- Exercise brief -
A word-for-word reproduction of the data below is needed, with no pictures in it.

- Data to process -
++++++++

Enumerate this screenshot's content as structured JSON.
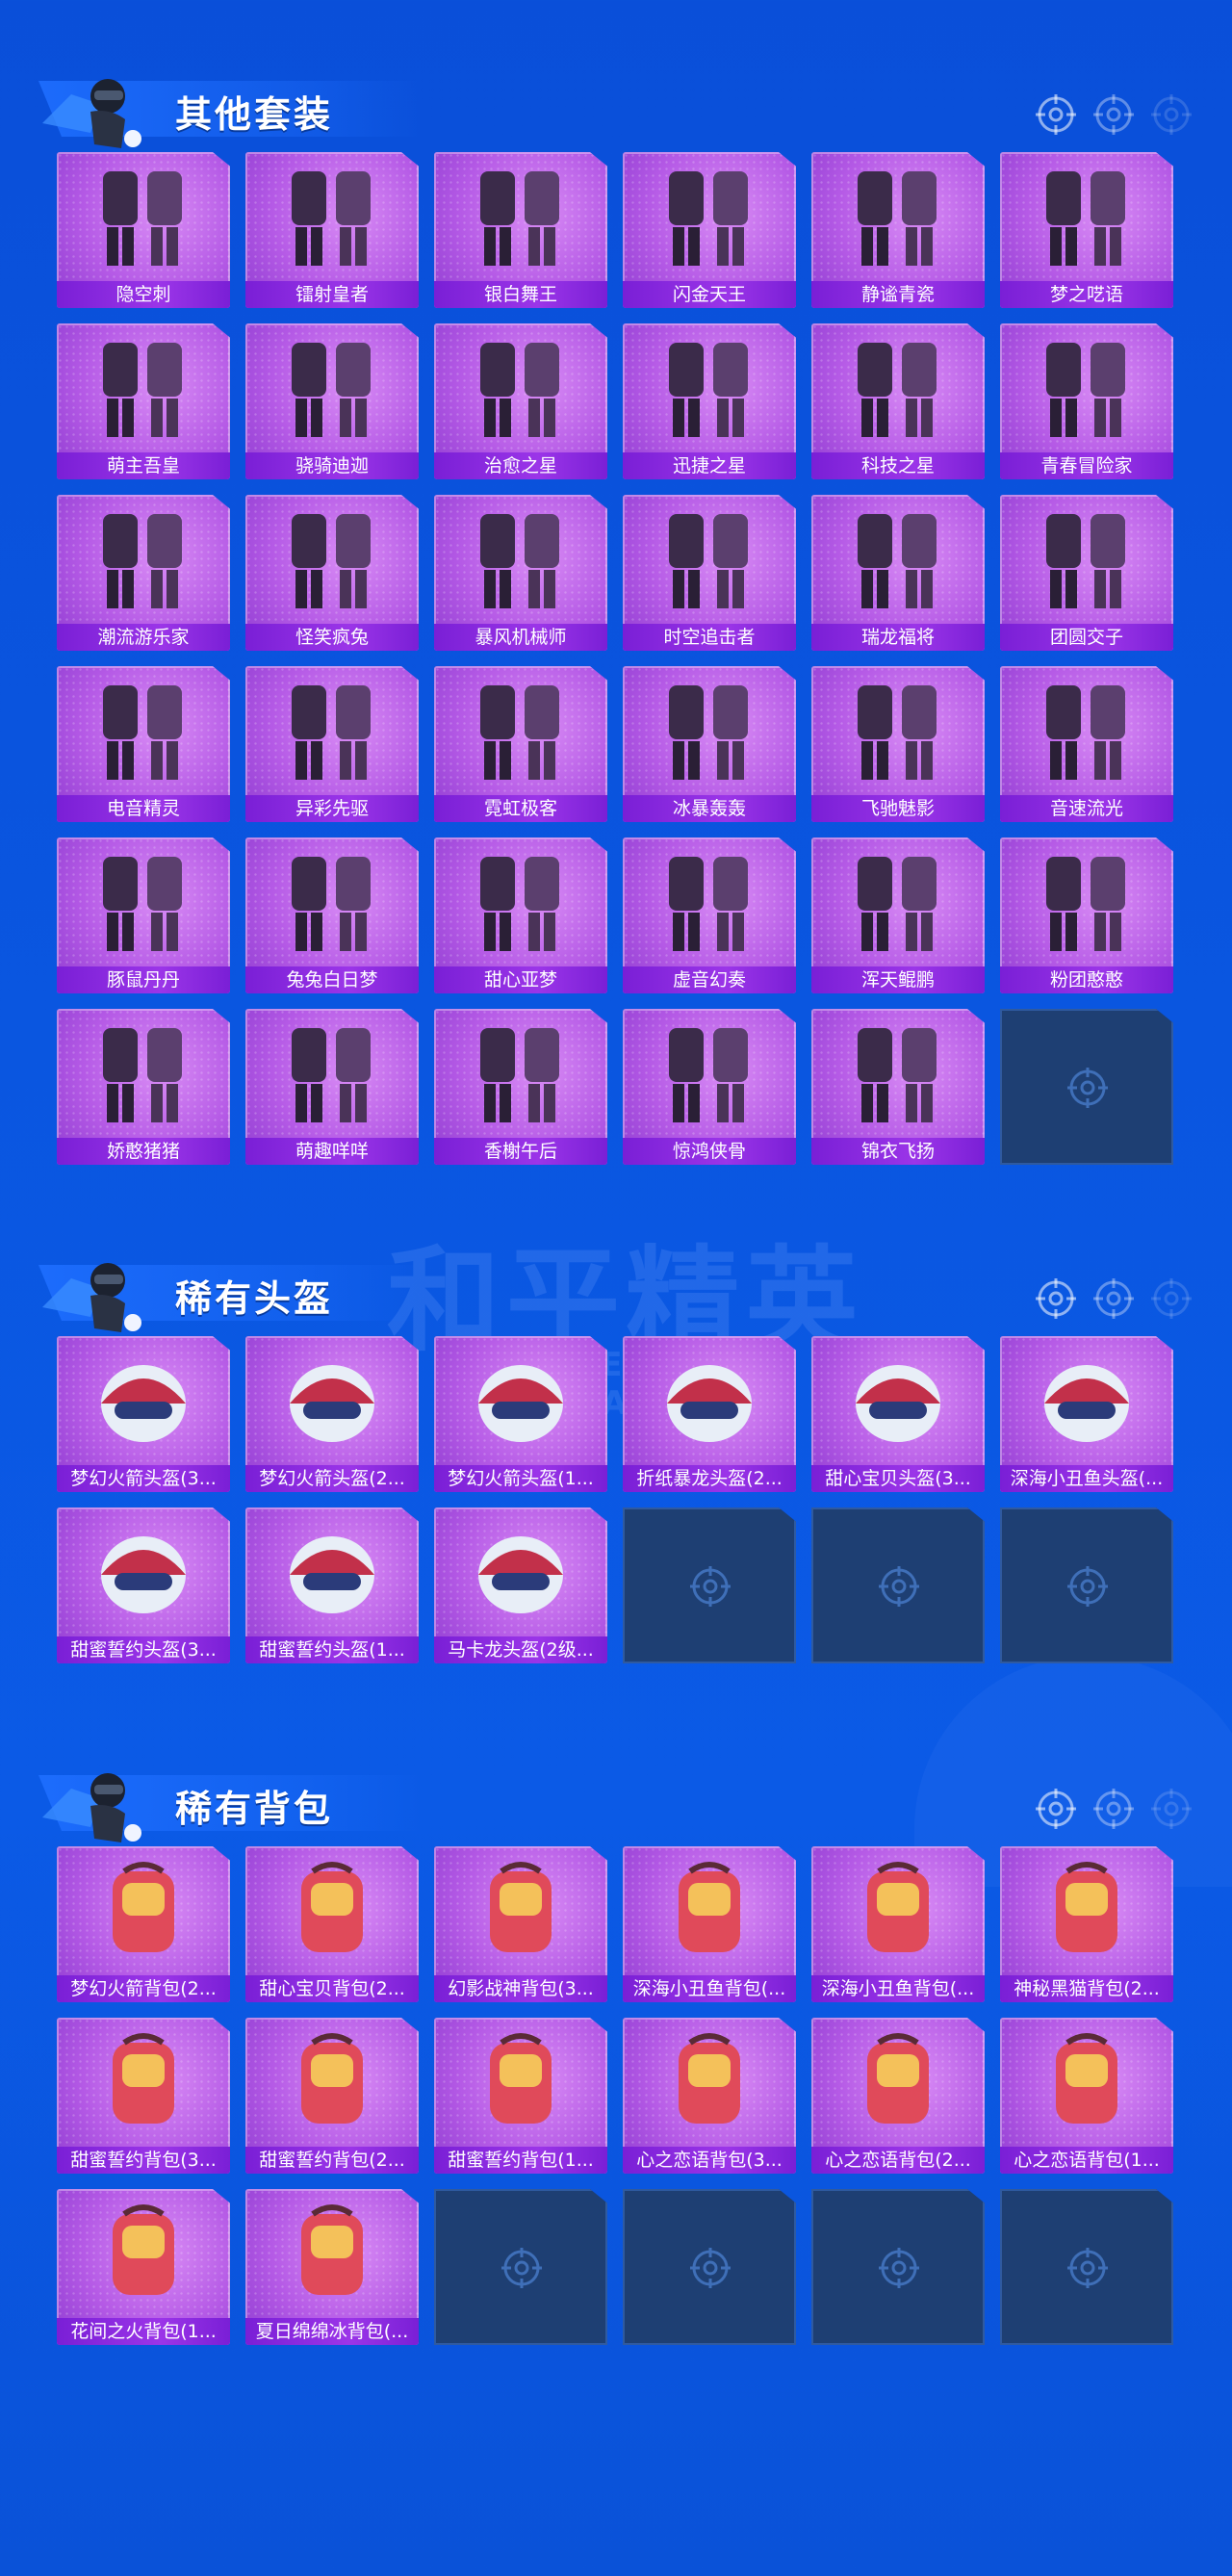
{
  "watermark": {
    "title": "和平精英",
    "subtitle": "GAME FOR PEACE"
  },
  "colors": {
    "background": "#0a56e0",
    "card": "#b55ae6",
    "label_bar": "#8a2be2",
    "empty_slot": "#1e3f73"
  },
  "sections": [
    {
      "title": "其他套装",
      "items": [
        "隐空刺",
        "镭射皇者",
        "银白舞王",
        "闪金天王",
        "静谧青瓷",
        "梦之呓语",
        "萌主吾皇",
        "骁骑迪迦",
        "治愈之星",
        "迅捷之星",
        "科技之星",
        "青春冒险家",
        "潮流游乐家",
        "怪笑疯兔",
        "暴风机械师",
        "时空追击者",
        "瑞龙福将",
        "团圆交子",
        "电音精灵",
        "异彩先驱",
        "霓虹极客",
        "冰暴轰轰",
        "飞驰魅影",
        "音速流光",
        "豚鼠丹丹",
        "兔兔白日梦",
        "甜心亚梦",
        "虚音幻奏",
        "浑天鲲鹏",
        "粉团憨憨",
        "娇憨猪猪",
        "萌趣咩咩",
        "香榭午后",
        "惊鸿侠骨",
        "锦衣飞扬"
      ],
      "empty_slots": 1
    },
    {
      "title": "稀有头盔",
      "items": [
        "梦幻火箭头盔(3...",
        "梦幻火箭头盔(2...",
        "梦幻火箭头盔(1...",
        "折纸暴龙头盔(2...",
        "甜心宝贝头盔(3...",
        "深海小丑鱼头盔(...",
        "甜蜜誓约头盔(3...",
        "甜蜜誓约头盔(1...",
        "马卡龙头盔(2级..."
      ],
      "empty_slots": 3
    },
    {
      "title": "稀有背包",
      "items": [
        "梦幻火箭背包(2...",
        "甜心宝贝背包(2...",
        "幻影战神背包(3...",
        "深海小丑鱼背包(...",
        "深海小丑鱼背包(...",
        "神秘黑猫背包(2...",
        "甜蜜誓约背包(3...",
        "甜蜜誓约背包(2...",
        "甜蜜誓约背包(1...",
        "心之恋语背包(3...",
        "心之恋语背包(2...",
        "心之恋语背包(1...",
        "花间之火背包(1...",
        "夏日绵绵冰背包(..."
      ],
      "empty_slots": 4
    }
  ],
  "icons": {
    "section_avatar": "soldier-avatar-icon",
    "target": "crosshair-icon",
    "empty": "crosshair-icon"
  }
}
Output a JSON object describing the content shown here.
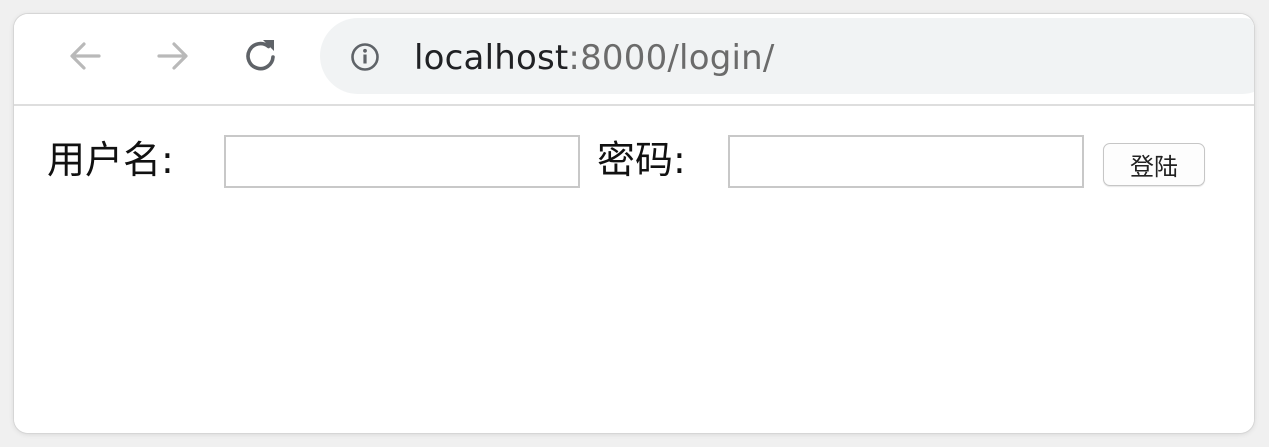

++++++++

- Reply to the exercise -
Enumerate this screenshot's content as structured JSON.
{
  "watermark": {
    "title": "和平精英",
    "subtitle": "GAME FOR PEACE"
  },
  "colors": {
    "background": "#0a56e0",
    "card": "#b55ae6",
    "label_bar": "#8a2be2",
    "empty_slot": "#1e3f73"
  },
  "sections": [
    {
      "title": "其他套装",
      "items": [
        "隐空刺",
        "镭射皇者",
        "银白舞王",
        "闪金天王",
        "静谧青瓷",
        "梦之呓语",
        "萌主吾皇",
        "骁骑迪迦",
        "治愈之星",
        "迅捷之星",
        "科技之星",
        "青春冒险家",
        "潮流游乐家",
        "怪笑疯兔",
        "暴风机械师",
        "时空追击者",
        "瑞龙福将",
        "团圆交子",
        "电音精灵",
        "异彩先驱",
        "霓虹极客",
        "冰暴轰轰",
        "飞驰魅影",
        "音速流光",
        "豚鼠丹丹",
        "兔兔白日梦",
        "甜心亚梦",
        "虚音幻奏",
        "浑天鲲鹏",
        "粉团憨憨",
        "娇憨猪猪",
        "萌趣咩咩",
        "香榭午后",
        "惊鸿侠骨",
        "锦衣飞扬"
      ],
      "empty_slots": 1
    },
    {
      "title": "稀有头盔",
      "items": [
        "梦幻火箭头盔(3...",
        "梦幻火箭头盔(2...",
        "梦幻火箭头盔(1...",
        "折纸暴龙头盔(2...",
        "甜心宝贝头盔(3...",
        "深海小丑鱼头盔(...",
        "甜蜜誓约头盔(3...",
        "甜蜜誓约头盔(1...",
        "马卡龙头盔(2级..."
      ],
      "empty_slots": 3
    },
    {
      "title": "稀有背包",
      "items": [
        "梦幻火箭背包(2...",
        "甜心宝贝背包(2...",
        "幻影战神背包(3...",
        "深海小丑鱼背包(...",
        "深海小丑鱼背包(...",
        "神秘黑猫背包(2...",
        "甜蜜誓约背包(3...",
        "甜蜜誓约背包(2...",
        "甜蜜誓约背包(1...",
        "心之恋语背包(3...",
        "心之恋语背包(2...",
        "心之恋语背包(1...",
        "花间之火背包(1...",
        "夏日绵绵冰背包(..."
      ],
      "empty_slots": 4
    }
  ],
  "icons": {
    "section_avatar": "soldier-avatar-icon",
    "target": "crosshair-icon",
    "empty": "crosshair-icon"
  }
}
Output a JSON object describing the content shown here.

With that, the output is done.